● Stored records
________________________

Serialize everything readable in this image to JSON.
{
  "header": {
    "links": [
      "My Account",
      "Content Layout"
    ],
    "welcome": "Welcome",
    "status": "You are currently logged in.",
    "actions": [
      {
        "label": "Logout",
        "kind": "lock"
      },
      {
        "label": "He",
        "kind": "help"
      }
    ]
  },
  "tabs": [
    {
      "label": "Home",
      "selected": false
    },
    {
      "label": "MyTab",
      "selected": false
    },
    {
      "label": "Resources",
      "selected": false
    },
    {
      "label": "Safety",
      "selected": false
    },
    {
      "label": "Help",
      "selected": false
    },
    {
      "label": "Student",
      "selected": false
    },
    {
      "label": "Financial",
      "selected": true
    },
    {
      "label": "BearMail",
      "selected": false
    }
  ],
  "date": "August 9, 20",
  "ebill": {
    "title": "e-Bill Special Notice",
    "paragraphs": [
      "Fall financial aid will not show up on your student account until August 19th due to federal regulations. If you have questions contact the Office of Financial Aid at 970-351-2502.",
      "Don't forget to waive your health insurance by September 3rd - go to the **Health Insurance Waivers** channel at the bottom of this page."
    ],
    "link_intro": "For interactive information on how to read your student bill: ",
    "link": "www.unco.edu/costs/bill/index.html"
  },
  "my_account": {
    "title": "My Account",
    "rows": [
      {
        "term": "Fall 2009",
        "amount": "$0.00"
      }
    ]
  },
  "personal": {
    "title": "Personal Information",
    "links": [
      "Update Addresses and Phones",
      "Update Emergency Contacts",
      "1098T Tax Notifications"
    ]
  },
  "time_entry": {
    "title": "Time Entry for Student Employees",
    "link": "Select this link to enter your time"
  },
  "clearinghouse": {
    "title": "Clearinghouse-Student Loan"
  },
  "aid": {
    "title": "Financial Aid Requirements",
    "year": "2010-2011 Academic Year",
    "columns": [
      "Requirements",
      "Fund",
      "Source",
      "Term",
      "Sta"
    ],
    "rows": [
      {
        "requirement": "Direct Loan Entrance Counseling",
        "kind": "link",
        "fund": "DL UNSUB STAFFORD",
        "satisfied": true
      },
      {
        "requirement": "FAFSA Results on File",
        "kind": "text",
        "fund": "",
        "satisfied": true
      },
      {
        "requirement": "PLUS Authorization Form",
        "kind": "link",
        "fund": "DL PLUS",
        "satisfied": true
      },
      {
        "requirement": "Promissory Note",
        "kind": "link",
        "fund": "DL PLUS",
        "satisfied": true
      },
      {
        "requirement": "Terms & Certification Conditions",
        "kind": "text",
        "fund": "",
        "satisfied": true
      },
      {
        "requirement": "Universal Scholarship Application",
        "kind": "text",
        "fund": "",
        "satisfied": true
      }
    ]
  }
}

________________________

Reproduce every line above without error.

Serialize everything readable in this image to JSON.
{
  "header": {
    "links": [
      "My Account",
      "Content Layout"
    ],
    "welcome": "Welcome",
    "status": "You are currently logged in.",
    "actions": [
      {
        "label": "Logout",
        "kind": "lock"
      },
      {
        "label": "He",
        "kind": "help"
      }
    ]
  },
  "tabs": [
    {
      "label": "Home",
      "selected": false
    },
    {
      "label": "MyTab",
      "selected": false
    },
    {
      "label": "Resources",
      "selected": false
    },
    {
      "label": "Safety",
      "selected": false
    },
    {
      "label": "Help",
      "selected": false
    },
    {
      "label": "Student",
      "selected": false
    },
    {
      "label": "Financial",
      "selected": true
    },
    {
      "label": "BearMail",
      "selected": false
    }
  ],
  "date": "August 9, 20",
  "ebill": {
    "title": "e-Bill Special Notice",
    "paragraphs": [
      "Fall financial aid will not show up on your student account until August 19th due to federal regulations. If you have questions contact the Office of Financial Aid at 970-351-2502.",
      "Don't forget to waive your health insurance by September 3rd - go to the **Health Insurance Waivers** channel at the bottom of this page."
    ],
    "link_intro": "For interactive information on how to read your student bill: ",
    "link": "www.unco.edu/costs/bill/index.html"
  },
  "my_account": {
    "title": "My Account",
    "rows": [
      {
        "term": "Fall 2009",
        "amount": "$0.00"
      }
    ]
  },
  "personal": {
    "title": "Personal Information",
    "links": [
      "Update Addresses and Phones",
      "Update Emergency Contacts",
      "1098T Tax Notifications"
    ]
  },
  "time_entry": {
    "title": "Time Entry for Student Employees",
    "link": "Select this link to enter your time"
  },
  "clearinghouse": {
    "title": "Clearinghouse-Student Loan"
  },
  "aid": {
    "title": "Financial Aid Requirements",
    "year": "2010-2011 Academic Year",
    "columns": [
      "Requirements",
      "Fund",
      "Source",
      "Term",
      "Sta"
    ],
    "rows": [
      {
        "requirement": "Direct Loan Entrance Counseling",
        "kind": "link",
        "fund": "DL UNSUB STAFFORD",
        "satisfied": true
      },
      {
        "requirement": "FAFSA Results on File",
        "kind": "text",
        "fund": "",
        "satisfied": true
      },
      {
        "requirement": "PLUS Authorization Form",
        "kind": "link",
        "fund": "DL PLUS",
        "satisfied": true
      },
      {
        "requirement": "Promissory Note",
        "kind": "link",
        "fund": "DL PLUS",
        "satisfied": true
      },
      {
        "requirement": "Terms & Certification Conditions",
        "kind": "text",
        "fund": "",
        "satisfied": true
      },
      {
        "requirement": "Universal Scholarship Application",
        "kind": "text",
        "fund": "",
        "satisfied": true
      }
    ]
  }
}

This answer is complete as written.